- _Task to complete_
The required result is a copy of each line below in which "data" appears.

- _Record set_
-- Opening Marker --

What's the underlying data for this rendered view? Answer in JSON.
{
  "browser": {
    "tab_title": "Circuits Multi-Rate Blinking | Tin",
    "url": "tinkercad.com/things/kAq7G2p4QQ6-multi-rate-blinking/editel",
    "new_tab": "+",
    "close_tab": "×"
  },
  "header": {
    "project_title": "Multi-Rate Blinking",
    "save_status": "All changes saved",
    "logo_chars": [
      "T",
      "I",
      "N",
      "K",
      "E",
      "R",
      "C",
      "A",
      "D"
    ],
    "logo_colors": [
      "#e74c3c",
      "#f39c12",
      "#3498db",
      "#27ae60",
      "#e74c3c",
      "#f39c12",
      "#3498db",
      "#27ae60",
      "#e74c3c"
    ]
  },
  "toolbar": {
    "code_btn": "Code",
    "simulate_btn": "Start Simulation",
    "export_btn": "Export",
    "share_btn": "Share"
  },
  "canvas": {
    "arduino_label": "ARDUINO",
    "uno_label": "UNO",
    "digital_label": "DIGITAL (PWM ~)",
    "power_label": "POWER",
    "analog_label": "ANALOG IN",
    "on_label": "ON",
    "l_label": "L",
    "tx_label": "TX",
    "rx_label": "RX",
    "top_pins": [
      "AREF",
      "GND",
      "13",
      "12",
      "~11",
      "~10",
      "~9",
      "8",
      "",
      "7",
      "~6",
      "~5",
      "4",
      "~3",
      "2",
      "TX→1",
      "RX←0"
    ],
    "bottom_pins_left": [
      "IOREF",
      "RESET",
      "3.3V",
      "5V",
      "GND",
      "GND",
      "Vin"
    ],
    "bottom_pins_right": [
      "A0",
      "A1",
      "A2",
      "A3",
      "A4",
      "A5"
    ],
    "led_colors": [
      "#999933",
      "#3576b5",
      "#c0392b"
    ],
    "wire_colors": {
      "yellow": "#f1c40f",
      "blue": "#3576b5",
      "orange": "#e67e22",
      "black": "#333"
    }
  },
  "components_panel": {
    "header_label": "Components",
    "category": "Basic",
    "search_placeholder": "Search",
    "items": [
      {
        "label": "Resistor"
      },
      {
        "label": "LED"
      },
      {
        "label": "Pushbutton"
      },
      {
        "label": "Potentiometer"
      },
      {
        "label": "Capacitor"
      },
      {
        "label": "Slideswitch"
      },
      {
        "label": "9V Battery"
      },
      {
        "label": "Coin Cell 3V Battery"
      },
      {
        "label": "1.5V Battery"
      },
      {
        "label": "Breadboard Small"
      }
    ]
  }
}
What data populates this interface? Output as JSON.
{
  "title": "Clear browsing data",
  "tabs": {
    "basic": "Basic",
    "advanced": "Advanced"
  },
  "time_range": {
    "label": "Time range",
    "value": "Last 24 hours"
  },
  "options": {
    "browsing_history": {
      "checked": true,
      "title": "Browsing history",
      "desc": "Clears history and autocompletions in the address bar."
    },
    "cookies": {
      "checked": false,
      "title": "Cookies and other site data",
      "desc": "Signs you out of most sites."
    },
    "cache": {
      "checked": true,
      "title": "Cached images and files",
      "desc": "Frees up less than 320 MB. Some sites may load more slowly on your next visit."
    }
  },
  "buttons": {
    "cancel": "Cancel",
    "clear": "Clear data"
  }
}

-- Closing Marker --

- _Solution for this exercise_
What's the underlying data for this rendered view? Answer in JSON.
What data populates this interface? Output as JSON.
  "title": "Clear browsing data",
      "title": "Cookies and other site data",
    "clear": "Clear data"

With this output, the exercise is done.